_What to produce_
In the records below, find each line holding the word "likes" and copy it.

_Exercise data_
=== Begin Enclosure ===

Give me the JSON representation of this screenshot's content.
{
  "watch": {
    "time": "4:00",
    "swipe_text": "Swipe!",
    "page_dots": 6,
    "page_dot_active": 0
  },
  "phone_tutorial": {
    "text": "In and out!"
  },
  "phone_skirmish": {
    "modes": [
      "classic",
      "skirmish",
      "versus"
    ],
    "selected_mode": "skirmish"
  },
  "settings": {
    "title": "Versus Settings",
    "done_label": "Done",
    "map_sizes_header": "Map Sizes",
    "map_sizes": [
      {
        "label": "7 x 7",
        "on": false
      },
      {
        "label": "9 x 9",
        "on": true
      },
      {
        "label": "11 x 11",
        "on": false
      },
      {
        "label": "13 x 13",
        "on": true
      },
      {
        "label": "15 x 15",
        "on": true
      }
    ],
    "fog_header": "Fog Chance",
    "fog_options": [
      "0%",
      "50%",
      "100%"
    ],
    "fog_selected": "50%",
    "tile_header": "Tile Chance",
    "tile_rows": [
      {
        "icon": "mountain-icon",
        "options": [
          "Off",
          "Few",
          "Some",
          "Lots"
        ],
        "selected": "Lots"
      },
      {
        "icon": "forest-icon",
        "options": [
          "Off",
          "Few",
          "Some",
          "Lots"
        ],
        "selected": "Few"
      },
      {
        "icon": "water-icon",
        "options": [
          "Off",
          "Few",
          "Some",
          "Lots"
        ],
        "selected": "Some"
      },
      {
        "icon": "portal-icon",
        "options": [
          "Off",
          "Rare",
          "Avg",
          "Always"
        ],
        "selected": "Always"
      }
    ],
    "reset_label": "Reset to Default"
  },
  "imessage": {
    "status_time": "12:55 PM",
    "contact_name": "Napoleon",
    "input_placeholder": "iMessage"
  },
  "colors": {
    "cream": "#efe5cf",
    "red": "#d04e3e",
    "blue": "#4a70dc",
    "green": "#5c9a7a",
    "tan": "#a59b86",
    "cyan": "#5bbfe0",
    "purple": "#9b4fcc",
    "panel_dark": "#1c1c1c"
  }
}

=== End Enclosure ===
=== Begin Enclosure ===

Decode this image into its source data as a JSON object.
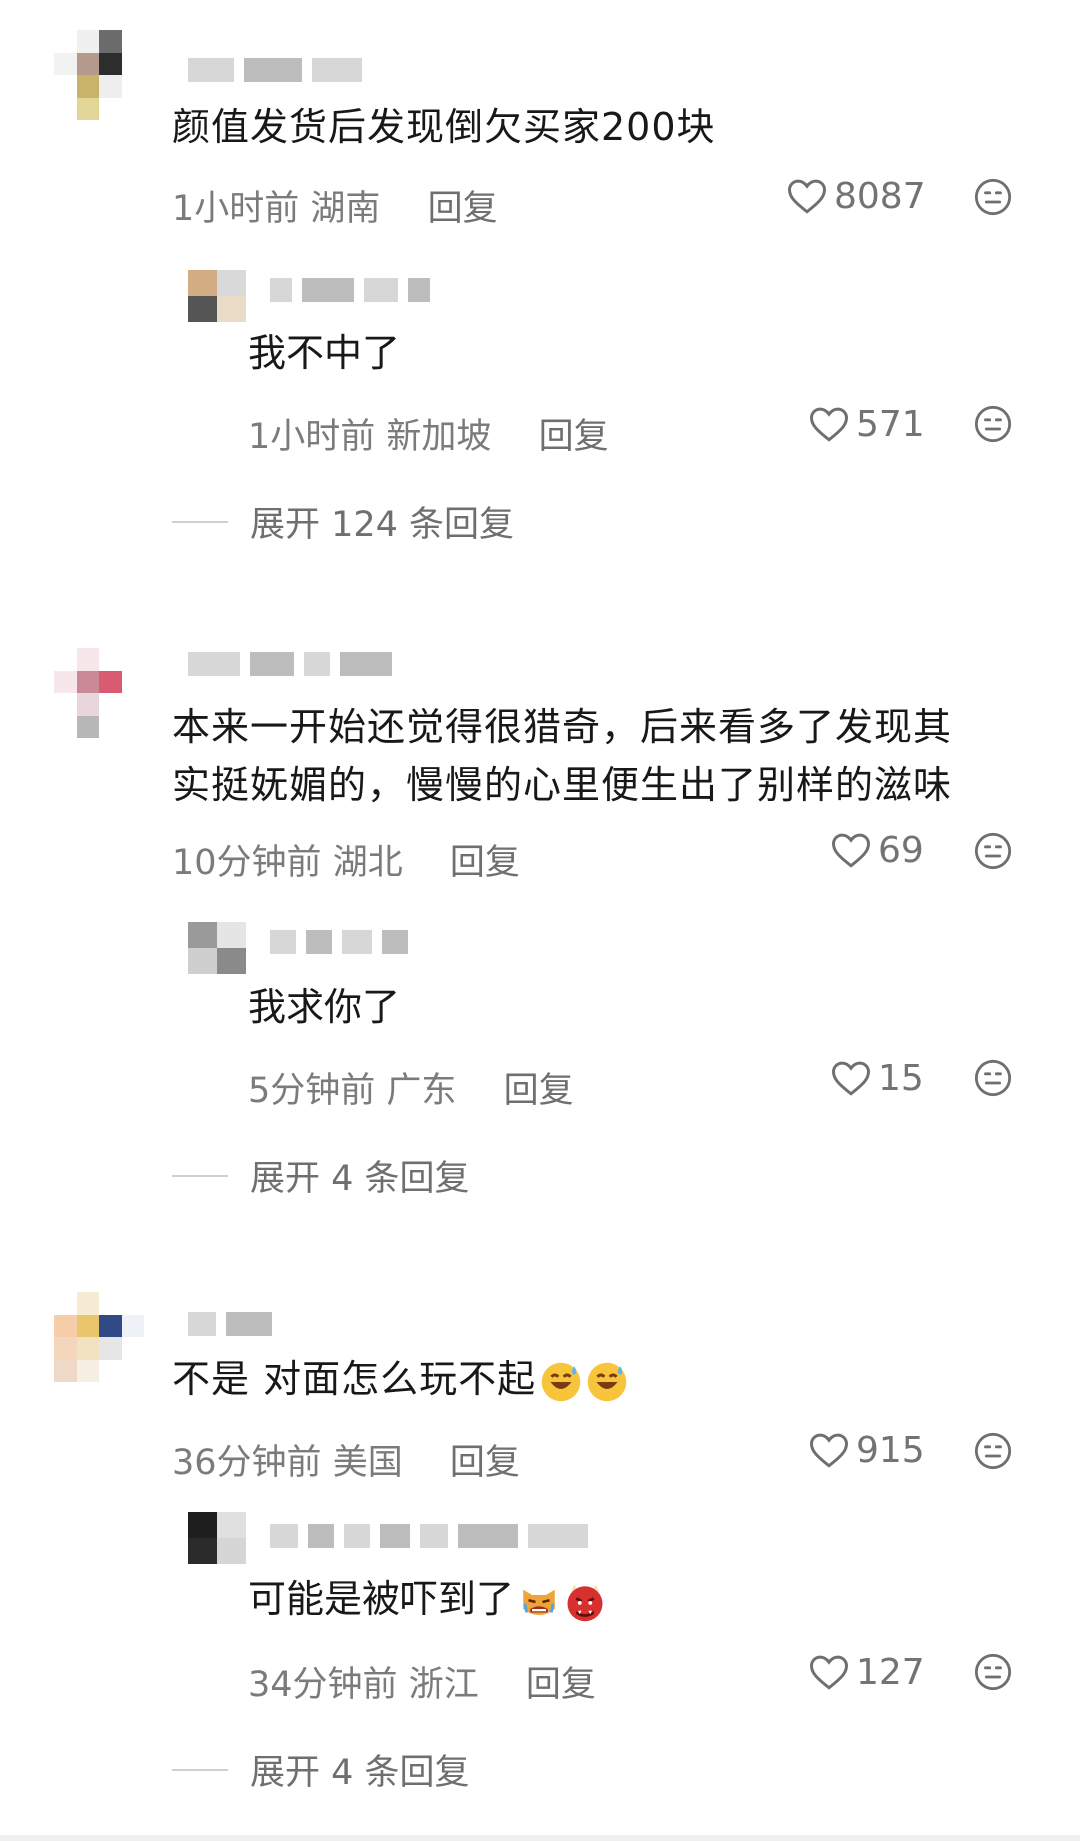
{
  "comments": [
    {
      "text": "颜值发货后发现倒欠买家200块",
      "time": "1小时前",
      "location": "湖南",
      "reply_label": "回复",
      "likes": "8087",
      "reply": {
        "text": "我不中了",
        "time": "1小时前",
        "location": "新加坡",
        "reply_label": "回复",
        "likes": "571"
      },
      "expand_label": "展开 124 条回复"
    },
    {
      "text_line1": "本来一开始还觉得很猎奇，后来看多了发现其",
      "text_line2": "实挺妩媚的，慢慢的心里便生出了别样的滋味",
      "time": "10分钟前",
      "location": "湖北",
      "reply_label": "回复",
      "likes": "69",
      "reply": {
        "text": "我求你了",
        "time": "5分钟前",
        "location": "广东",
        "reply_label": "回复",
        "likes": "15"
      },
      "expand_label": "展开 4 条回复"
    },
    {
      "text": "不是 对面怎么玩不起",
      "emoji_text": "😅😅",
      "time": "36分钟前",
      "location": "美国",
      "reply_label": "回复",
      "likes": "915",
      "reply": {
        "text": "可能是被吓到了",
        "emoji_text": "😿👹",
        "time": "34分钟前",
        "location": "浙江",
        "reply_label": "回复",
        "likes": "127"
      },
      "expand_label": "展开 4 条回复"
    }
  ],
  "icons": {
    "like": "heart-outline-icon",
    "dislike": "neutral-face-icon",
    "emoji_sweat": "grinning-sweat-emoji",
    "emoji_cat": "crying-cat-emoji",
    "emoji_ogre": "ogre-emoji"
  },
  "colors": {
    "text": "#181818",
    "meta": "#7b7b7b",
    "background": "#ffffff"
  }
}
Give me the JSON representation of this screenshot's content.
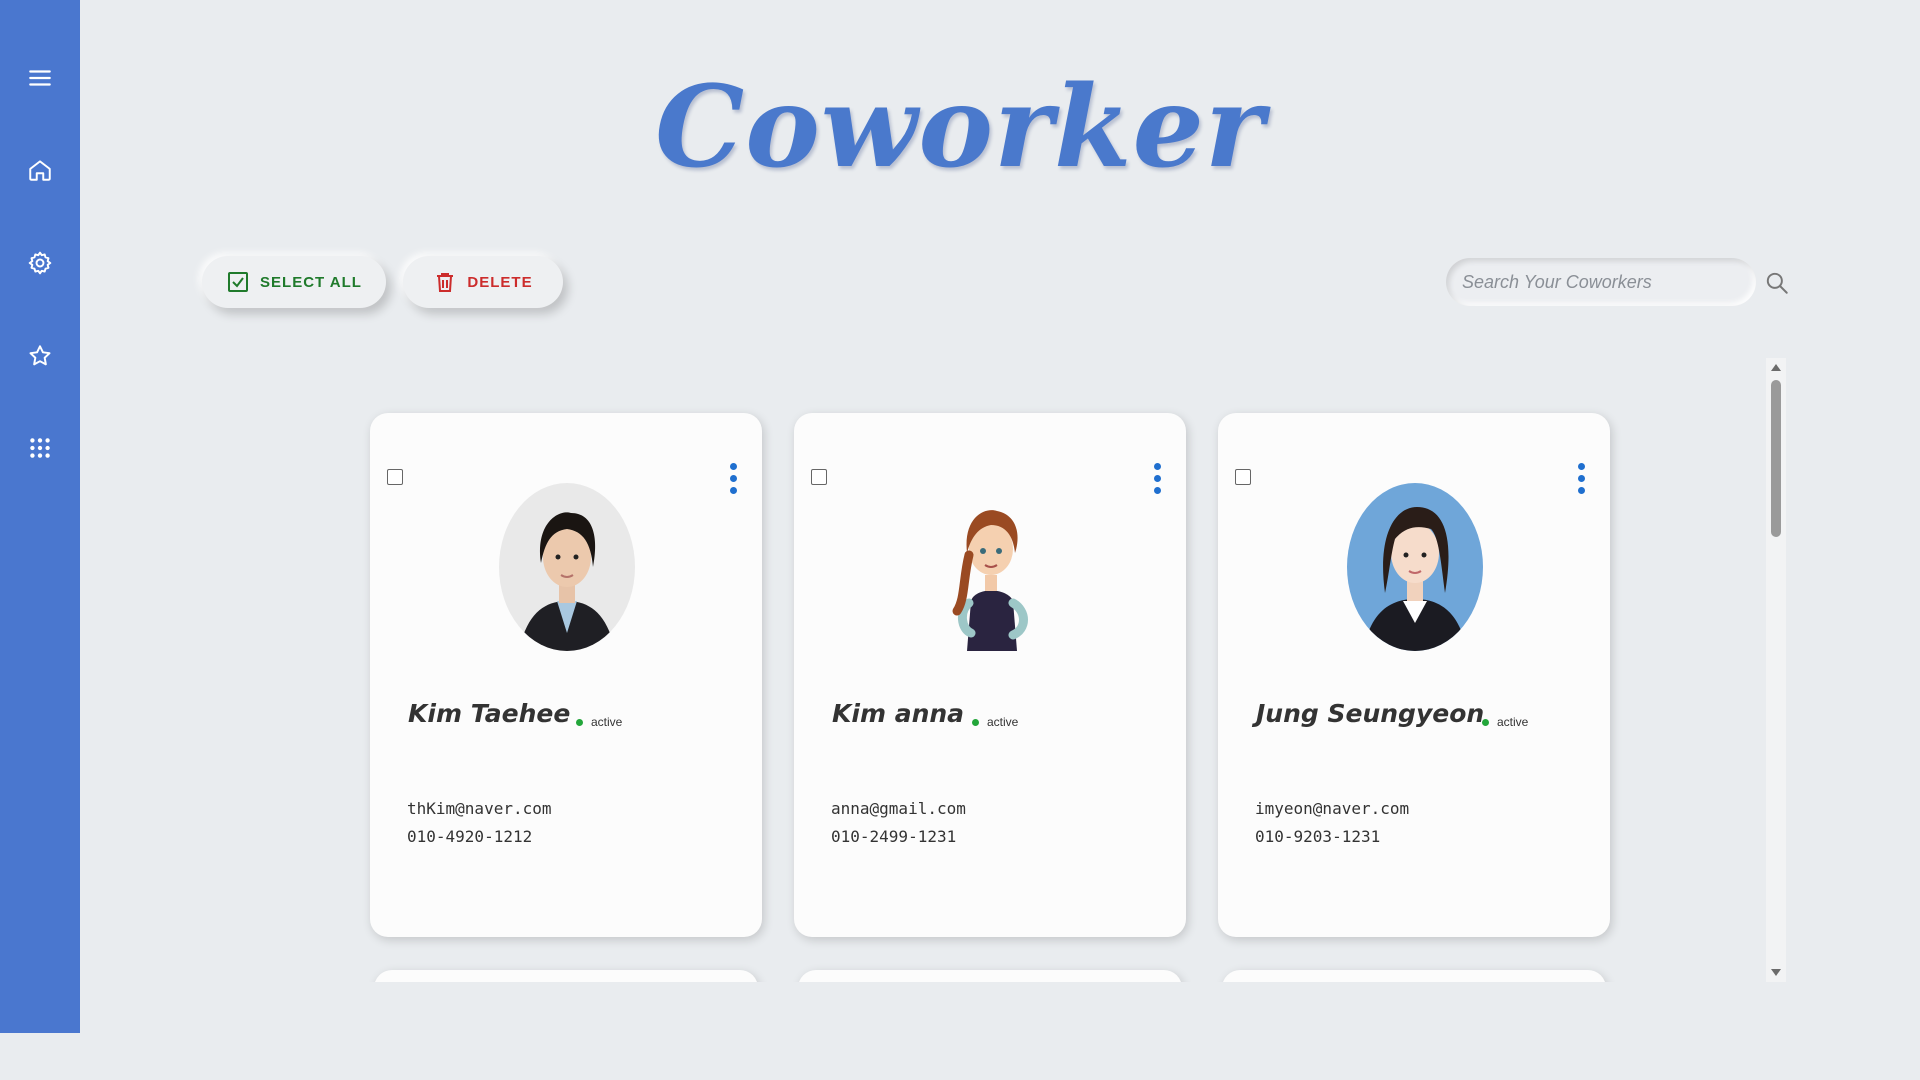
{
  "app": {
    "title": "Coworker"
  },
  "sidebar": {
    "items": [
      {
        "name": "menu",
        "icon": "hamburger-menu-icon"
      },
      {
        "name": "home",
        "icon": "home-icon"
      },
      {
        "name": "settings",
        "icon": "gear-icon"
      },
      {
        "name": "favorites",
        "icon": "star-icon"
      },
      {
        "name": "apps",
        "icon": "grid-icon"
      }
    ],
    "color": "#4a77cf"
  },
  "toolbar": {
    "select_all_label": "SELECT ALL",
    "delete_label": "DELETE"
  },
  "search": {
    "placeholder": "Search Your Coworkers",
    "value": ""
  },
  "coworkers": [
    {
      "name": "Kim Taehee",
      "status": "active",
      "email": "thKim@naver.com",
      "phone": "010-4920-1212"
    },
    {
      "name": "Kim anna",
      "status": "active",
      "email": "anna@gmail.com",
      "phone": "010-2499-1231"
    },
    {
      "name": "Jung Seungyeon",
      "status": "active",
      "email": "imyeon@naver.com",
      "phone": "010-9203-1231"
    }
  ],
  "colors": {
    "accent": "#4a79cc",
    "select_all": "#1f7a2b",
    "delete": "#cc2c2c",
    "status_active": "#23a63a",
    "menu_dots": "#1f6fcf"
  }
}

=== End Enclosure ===

_Task output_
      "likes": "8087",
        "likes": "571"
      "likes": "69",
        "likes": "15"
      "likes": "915",
        "likes": "127"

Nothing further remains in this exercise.